[Required action] Output only the lines that run from the line holding "Enumerate this screenshot's" to the end of the entries, both ends included, and skip the pictures.

[Information]

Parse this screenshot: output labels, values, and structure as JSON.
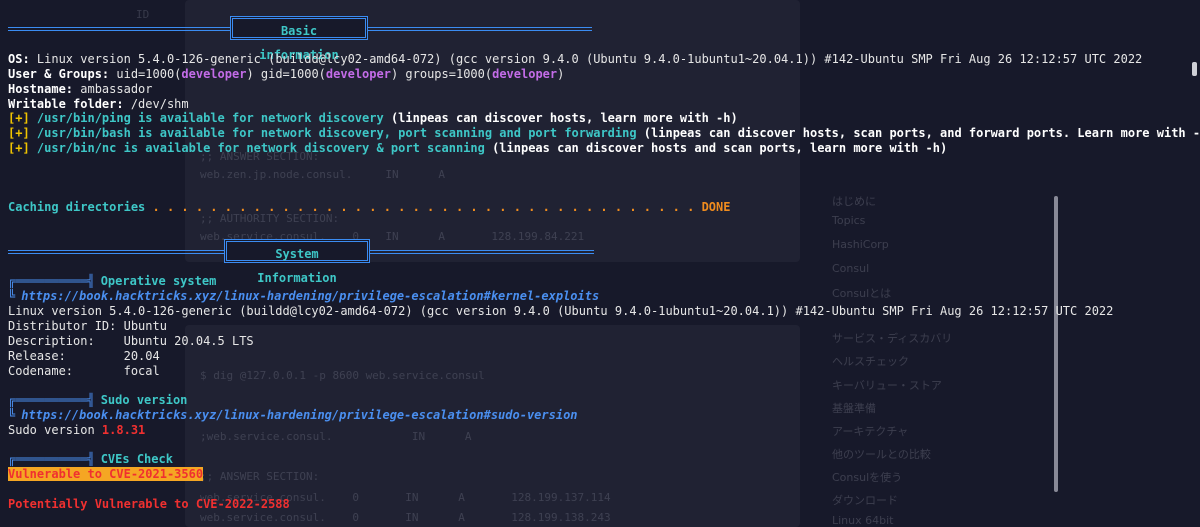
{
  "sections": {
    "basic": "Basic information",
    "system": "System Information"
  },
  "basic": {
    "os_label": "OS:",
    "os_value": " Linux version 5.4.0-126-generic (buildd@lcy02-amd64-072) (gcc version 9.4.0 (Ubuntu 9.4.0-1ubuntu1~20.04.1)) #142-Ubuntu SMP Fri Aug 26 12:12:57 UTC 2022",
    "ug_label": "User & Groups:",
    "ug_uid": " uid=1000(",
    "ug_user": "developer",
    "ug_gid": ") gid=1000(",
    "ug_groups": ") groups=1000(",
    "ug_close": ")",
    "host_label": "Hostname:",
    "host_value": " ambassador",
    "wf_label": "Writable folder:",
    "wf_value": " /dev/shm",
    "plus": "[+]",
    "ping_path": " /usr/bin/ping",
    "ping_mid": " is available for network discovery",
    "ping_tail": " (linpeas can discover hosts, learn more with -h)",
    "bash_path": " /usr/bin/bash",
    "bash_mid": " is available for network discovery, port scanning and port forwarding",
    "bash_tail": " (linpeas can discover hosts, scan ports, and forward ports. Learn more with -h)",
    "nc_path": " /usr/bin/nc",
    "nc_mid": " is available for network discovery & port scanning",
    "nc_tail": " (linpeas can discover hosts and scan ports, learn more with -h)"
  },
  "caching": {
    "label": "Caching directories",
    "dots": " . . . . . . . . . . . . . . . . . . . . . . . . . . . . . . . . . . . . . . ",
    "done": "DONE"
  },
  "system": {
    "operative_title": "Operative system",
    "operative_link": "https://book.hacktricks.xyz/linux-hardening/privilege-escalation#kernel-exploits",
    "kernel_line": "Linux version 5.4.0-126-generic (buildd@lcy02-amd64-072) (gcc version 9.4.0 (Ubuntu 9.4.0-1ubuntu1~20.04.1)) #142-Ubuntu SMP Fri Aug 26 12:12:57 UTC 2022",
    "distributor": "Distributor ID: Ubuntu",
    "description": "Description:    Ubuntu 20.04.5 LTS",
    "release": "Release:        20.04",
    "codename": "Codename:       focal",
    "sudo_title": "Sudo version",
    "sudo_link": "https://book.hacktricks.xyz/linux-hardening/privilege-escalation#sudo-version",
    "sudo_label": "Sudo version ",
    "sudo_value": "1.8.31",
    "cves_title": "CVEs Check",
    "cve1": "Vulnerable to CVE-2021-3560",
    "cve2": "Potentially Vulnerable to CVE-2022-2588"
  },
  "tree": {
    "branch_top": "╔══════════╣",
    "branch_bottom": "╚"
  },
  "ghost": {
    "lines_top": [
      "ID",
      "S dig @127.0.0.1 -p 8600 web.service.consul"
    ],
    "answer": ";; ANSWER SECTION:",
    "rec1": "web.zen.jp.node.consul.     IN      A",
    "authority": ";; AUTHORITY SECTION:",
    "rec2": "web.service.consul.    0    IN      A       128.199.84.221",
    "cmd2": "$ dig @127.0.0.1 -p 8600 web.service.consul",
    "question": ";web.service.consul.            IN      A",
    "answer2": ";; ANSWER SECTION:",
    "rec3": "web.service.consul.    0       IN      A       128.199.137.114",
    "rec4": "web.service.consul.    0       IN      A       128.199.138.243",
    "side": [
      "はじめに",
      "Topics",
      "HashiCorp",
      "Consul",
      "Consulとは",
      "サービス・ディスカバリ",
      "ヘルスチェック",
      "キーバリュー・ストア",
      "基盤準備",
      "アーキテクチャ",
      "他のツールとの比較",
      "Consulを使う",
      "ダウンロード",
      "Linux 64bit"
    ]
  }
}
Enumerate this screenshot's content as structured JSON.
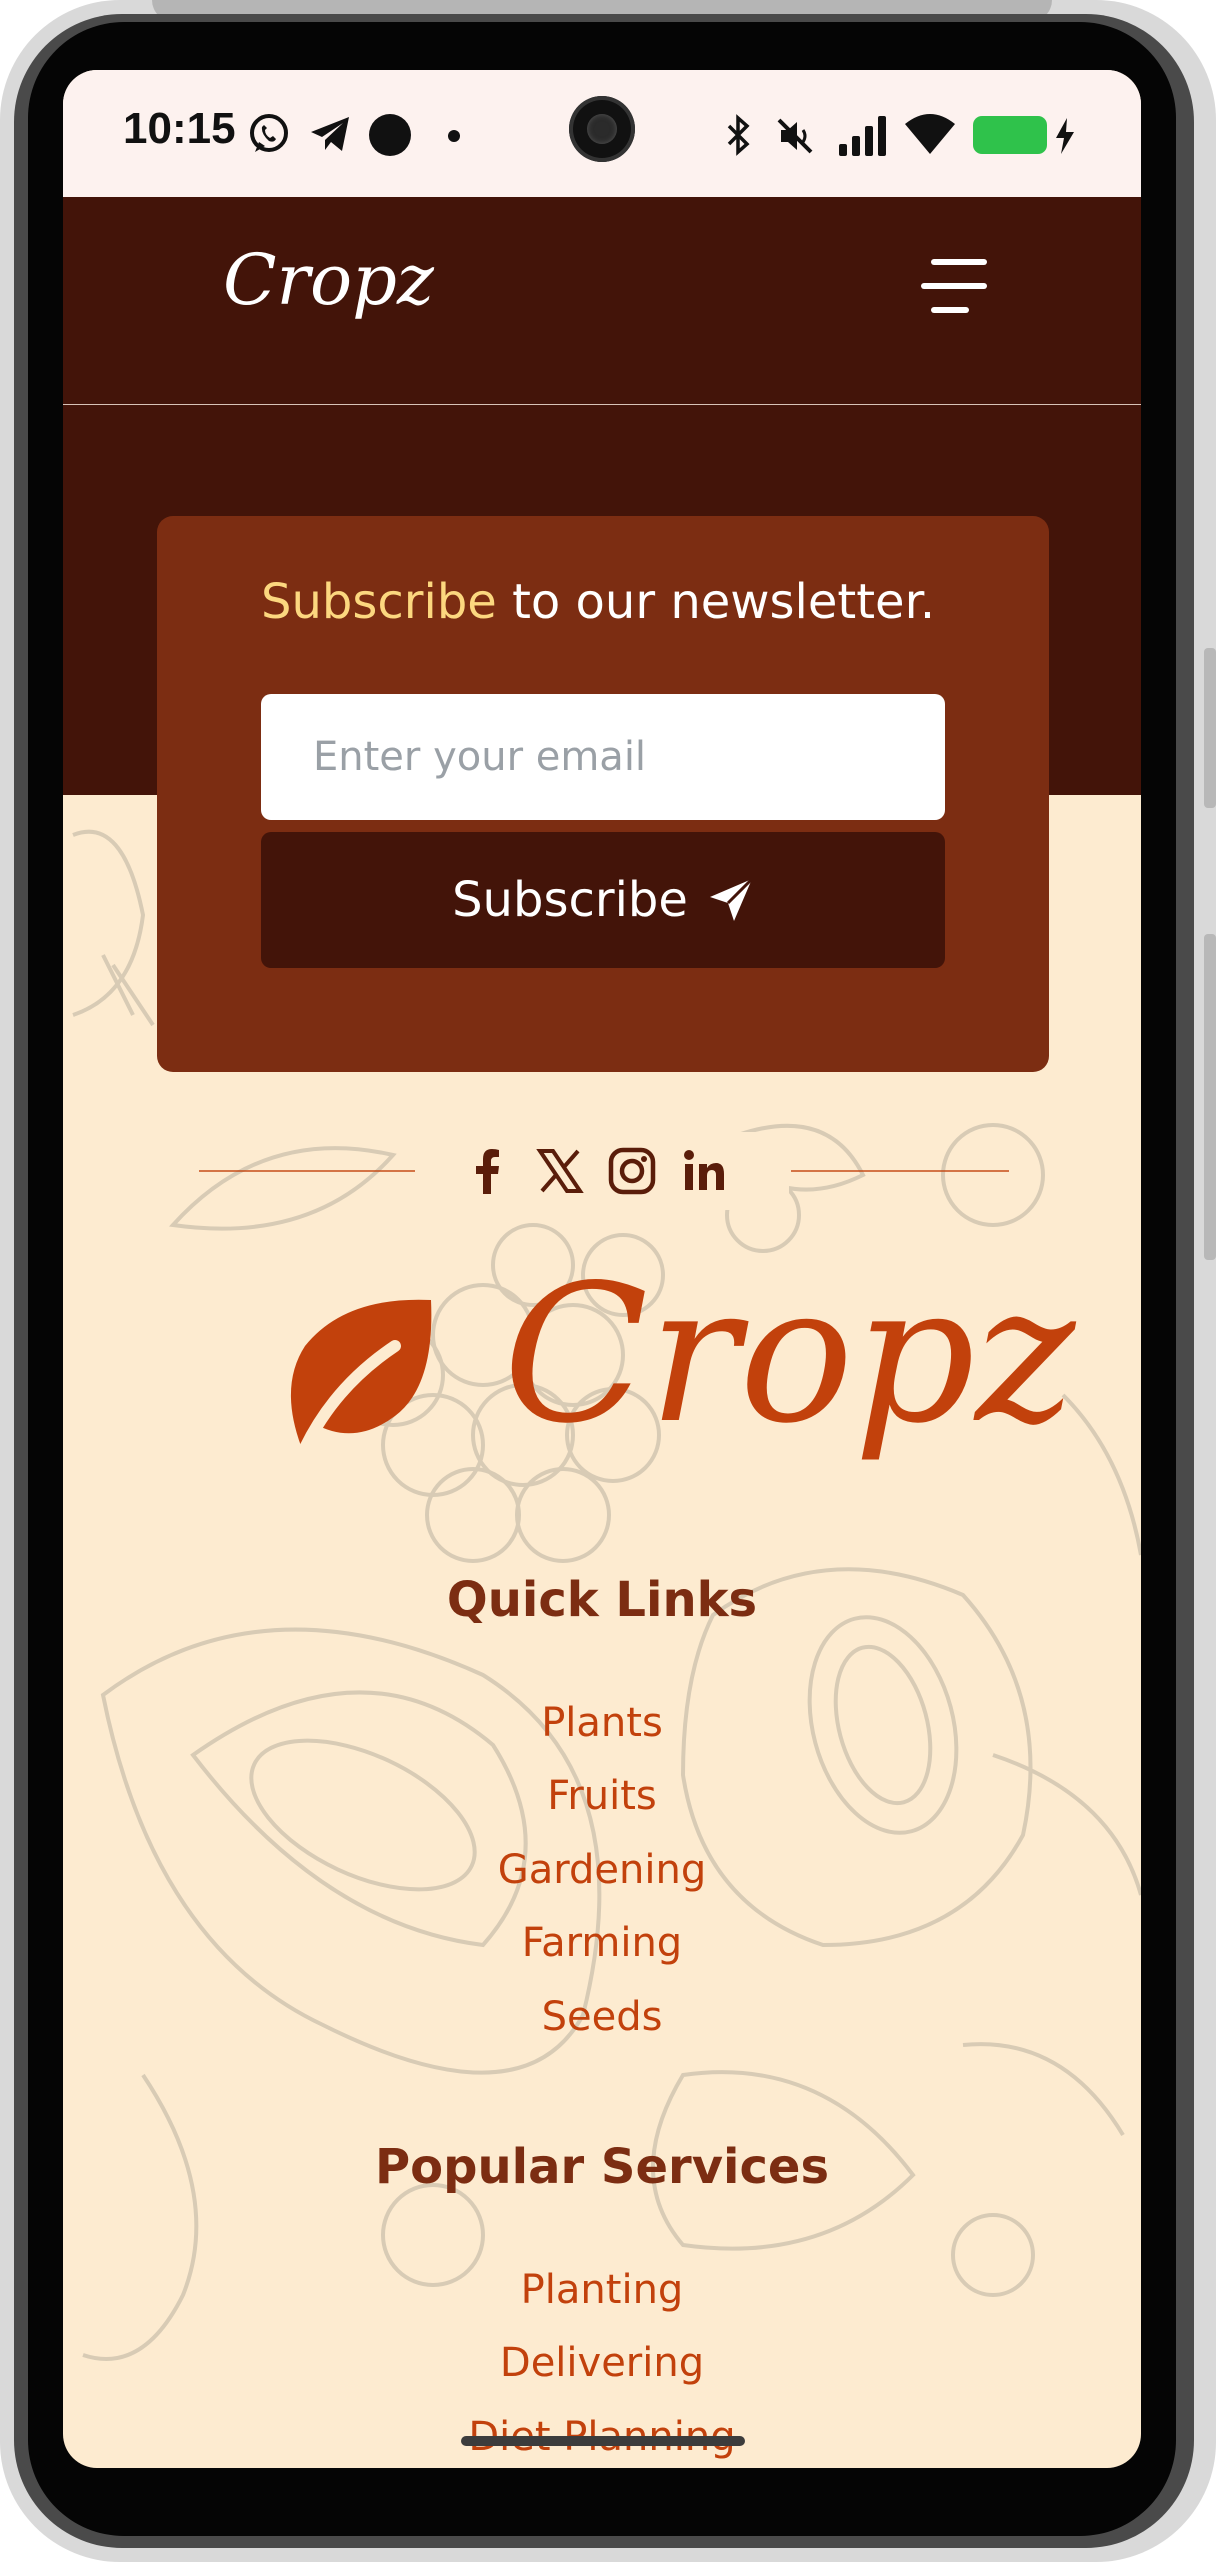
{
  "status_bar": {
    "time": "10:15"
  },
  "header": {
    "brand": "Cropz"
  },
  "newsletter": {
    "title_highlight": "Subscribe",
    "title_rest": " to our newsletter.",
    "email_placeholder": "Enter your email",
    "button_label": "Subscribe"
  },
  "footer": {
    "logo_text": "Cropz",
    "quick_links": {
      "title": "Quick Links",
      "items": [
        "Plants",
        "Fruits",
        "Gardening",
        "Farming",
        "Seeds"
      ]
    },
    "popular_services": {
      "title": "Popular Services",
      "items": [
        "Planting",
        "Delivering",
        "Diet Planning"
      ]
    }
  },
  "colors": {
    "header_bg": "#431409",
    "card_bg": "#7c2d12",
    "accent": "#c2410c",
    "highlight": "#fcd77f",
    "page_bg": "#fdebd0"
  }
}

[Task result]
Enumerate this screenshot's content as structured JSON.
{
  "status_bar": {
    "time": "10:15"
  },
  "header": {
    "brand": "Cropz"
  },
  "newsletter": {
    "title_highlight": "Subscribe",
    "title_rest": " to our newsletter.",
    "email_placeholder": "Enter your email",
    "button_label": "Subscribe"
  },
  "footer": {
    "logo_text": "Cropz",
    "quick_links": {
      "title": "Quick Links",
      "items": [
        "Plants",
        "Fruits",
        "Gardening",
        "Farming",
        "Seeds"
      ]
    },
    "popular_services": {
      "title": "Popular Services",
      "items": [
        "Planting",
        "Delivering",
        "Diet Planning"
      ]
    }
  },
  "colors": {
    "header_bg": "#431409",
    "card_bg": "#7c2d12",
    "accent": "#c2410c",
    "highlight": "#fcd77f",
    "page_bg": "#fdebd0"
  }
}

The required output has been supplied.